Extensibility is deeply embedded in the Sterling OMS platform, so customizations and extensions are seamlessly maintained from one upgrade to the next. In one example, a retailer that has been using Sterling OMS for many years performed multiple major version upgrades without impact to its self-hosted solution before most recently upgrading to the latest release of IBM’s software-as-a-service (SaaS) offering, Order Management on Cloud. Because the extensibility model is the same for both offerings, this customer was able to take their existing extensions and apply them to the SaaS environment, easily moving their tailored solution to the cloud without enduring a complex migration or reimplementation. Many other customers have taken similar journeys – upgrading between versions, migrating to the cloud or adopting a container strategy – allowing them to take advantage of the latest features and deployment models without worrying about the compatibility of their solution. Such straightforward migration possibilities are a testament to IBM’s focus on extensibility and the complementary approach taken to upgradability.

3. Composability

After a retailer realizes extensibility and upgradability in an OMS platform, the third factor that enables agility is composability. Composability facilitates the combination of multiple components – within OMS and external systems – to create new capabilities of more value than the sum of their parts. Sterling Order Management Software’s open architecture enables and embraces composability so that retailers can benefit from best-of-breed offerings in the market and build the right solution for their business.

Many order management offerings today require external systems to provide certain functionality. Tax calculation, address validation and payment processing are common examples of tasks that are delegated to a separate component dedicated to that functionality.

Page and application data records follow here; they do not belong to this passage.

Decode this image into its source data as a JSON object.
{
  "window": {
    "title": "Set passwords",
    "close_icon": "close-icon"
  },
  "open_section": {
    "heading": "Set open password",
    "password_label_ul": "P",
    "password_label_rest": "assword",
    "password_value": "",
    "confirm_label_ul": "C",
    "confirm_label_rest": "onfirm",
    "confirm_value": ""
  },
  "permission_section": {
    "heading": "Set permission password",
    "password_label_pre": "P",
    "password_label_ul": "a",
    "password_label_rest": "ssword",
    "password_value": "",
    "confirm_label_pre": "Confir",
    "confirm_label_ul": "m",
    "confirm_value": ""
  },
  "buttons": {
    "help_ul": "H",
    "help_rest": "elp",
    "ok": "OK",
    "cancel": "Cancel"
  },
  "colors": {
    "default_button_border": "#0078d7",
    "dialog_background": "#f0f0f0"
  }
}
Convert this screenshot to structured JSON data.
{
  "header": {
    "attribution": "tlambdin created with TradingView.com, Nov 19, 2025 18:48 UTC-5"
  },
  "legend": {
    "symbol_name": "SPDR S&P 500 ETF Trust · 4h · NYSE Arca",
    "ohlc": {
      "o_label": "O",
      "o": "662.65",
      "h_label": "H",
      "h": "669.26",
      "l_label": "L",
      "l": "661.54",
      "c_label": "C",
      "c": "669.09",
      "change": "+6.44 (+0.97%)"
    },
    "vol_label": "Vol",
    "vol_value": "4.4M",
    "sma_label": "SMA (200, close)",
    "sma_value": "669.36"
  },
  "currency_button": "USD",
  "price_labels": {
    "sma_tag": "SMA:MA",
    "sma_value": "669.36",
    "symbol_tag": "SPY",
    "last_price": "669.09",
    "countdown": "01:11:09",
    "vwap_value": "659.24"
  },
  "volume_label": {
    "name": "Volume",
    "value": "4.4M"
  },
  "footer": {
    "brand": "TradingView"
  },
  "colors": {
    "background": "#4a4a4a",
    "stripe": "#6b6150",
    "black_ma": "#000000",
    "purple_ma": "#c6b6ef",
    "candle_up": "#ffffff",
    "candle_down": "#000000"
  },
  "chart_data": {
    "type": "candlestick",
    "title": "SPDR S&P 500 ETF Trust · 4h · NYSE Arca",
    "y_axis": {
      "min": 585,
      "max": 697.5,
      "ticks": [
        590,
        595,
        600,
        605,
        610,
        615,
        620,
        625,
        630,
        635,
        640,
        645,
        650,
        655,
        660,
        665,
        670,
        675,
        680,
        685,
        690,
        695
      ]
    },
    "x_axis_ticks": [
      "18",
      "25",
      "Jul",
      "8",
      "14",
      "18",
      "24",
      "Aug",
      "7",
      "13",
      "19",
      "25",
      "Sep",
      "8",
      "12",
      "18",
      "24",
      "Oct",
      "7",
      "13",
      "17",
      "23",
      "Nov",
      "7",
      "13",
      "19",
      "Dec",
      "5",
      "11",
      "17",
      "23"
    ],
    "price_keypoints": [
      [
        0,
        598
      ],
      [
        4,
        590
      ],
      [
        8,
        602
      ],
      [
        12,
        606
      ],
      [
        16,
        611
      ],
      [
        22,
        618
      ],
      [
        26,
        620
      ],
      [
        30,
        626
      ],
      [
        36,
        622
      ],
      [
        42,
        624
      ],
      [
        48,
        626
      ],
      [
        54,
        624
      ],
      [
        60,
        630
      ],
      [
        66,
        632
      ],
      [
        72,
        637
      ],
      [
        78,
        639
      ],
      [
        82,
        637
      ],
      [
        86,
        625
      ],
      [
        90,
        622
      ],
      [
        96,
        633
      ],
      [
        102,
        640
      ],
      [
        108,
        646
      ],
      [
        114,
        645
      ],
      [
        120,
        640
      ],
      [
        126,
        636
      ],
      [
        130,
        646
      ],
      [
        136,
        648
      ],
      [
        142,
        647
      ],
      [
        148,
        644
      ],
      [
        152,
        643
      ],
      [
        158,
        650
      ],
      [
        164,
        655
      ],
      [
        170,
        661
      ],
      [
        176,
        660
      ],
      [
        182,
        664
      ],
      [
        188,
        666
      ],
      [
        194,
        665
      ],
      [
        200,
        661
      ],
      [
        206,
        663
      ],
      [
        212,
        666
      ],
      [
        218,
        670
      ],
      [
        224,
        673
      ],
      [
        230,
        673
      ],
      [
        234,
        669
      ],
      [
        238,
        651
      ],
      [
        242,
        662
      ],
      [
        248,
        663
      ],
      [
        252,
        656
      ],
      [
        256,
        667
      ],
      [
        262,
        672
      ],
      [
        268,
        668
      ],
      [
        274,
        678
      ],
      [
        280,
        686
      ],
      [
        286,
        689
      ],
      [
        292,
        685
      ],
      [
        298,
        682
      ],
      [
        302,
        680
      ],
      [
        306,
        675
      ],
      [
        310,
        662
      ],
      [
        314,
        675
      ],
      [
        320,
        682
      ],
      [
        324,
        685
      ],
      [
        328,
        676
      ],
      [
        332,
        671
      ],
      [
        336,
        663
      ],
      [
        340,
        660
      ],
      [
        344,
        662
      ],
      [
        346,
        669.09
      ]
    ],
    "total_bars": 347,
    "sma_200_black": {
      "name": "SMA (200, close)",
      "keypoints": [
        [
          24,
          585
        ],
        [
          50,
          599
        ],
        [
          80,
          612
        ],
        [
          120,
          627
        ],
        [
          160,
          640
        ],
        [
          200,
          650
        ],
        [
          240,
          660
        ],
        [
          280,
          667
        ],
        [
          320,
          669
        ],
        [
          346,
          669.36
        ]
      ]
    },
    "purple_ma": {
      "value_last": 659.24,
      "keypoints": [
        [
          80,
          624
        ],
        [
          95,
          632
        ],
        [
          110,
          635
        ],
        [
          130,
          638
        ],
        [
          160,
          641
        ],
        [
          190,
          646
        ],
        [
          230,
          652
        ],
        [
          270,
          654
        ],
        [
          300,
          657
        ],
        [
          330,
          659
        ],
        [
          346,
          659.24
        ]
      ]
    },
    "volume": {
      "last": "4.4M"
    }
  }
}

Sterling OMS is no exception, but it also goes beyond the standard level of connectivity with its Service Definition Framework, extensive user exits and open architecture, all of which enable retailers to easily combine custom components and third-party systems with OMS core capabilities to create the optimal solution for the unique needs of the business.

Numerous retailers have woven together systems from different providers, with OMS as the central hub, to create an exceptional customer experience and achieve their business goals. For example, retailers have:

  • Quickly enabled dropship capabilities by plugging providers like CommerceHub and ChannelAdvisor into Sterling OMS processes.
  • Achieved significant savings in shipping costs by connecting rate shopping providers and fulfillment optimization solutions.
  • Enabled customer loyalty programs, driven marketing insights, leveraged best-of-breed email systems and more – all with minimal work because of the extensible and composable nature of the product.

In some instances, customers have even used homegrown estimated delivery date services or inventory systems instead of IBM-provided functionality based on business requirements. The Sterling OMS platform empowers retailers to combine its own robust capabilities with the best services in the market, and homegrown features to build the solution they need with the systems they want.    

Advance toward agility

To adapt to the ever-changing order fulfillment and supply chain landscape, retailers need a robust OMS solution built upon the key tenets of extensibility, upgradability and composability.  With these concepts as the foundation of their OMS platform, retailers have the agility they need to run their business and delight their customers with a differentiated and exceptional customer experience.

Aaron Cutter
Aaron Cutter
Director, Technology at Publicis Sapient
Satyendra Pal
Satyendra Pal
Vice President, Global Omni Fulfillment Practice Lead, Publicis Sapient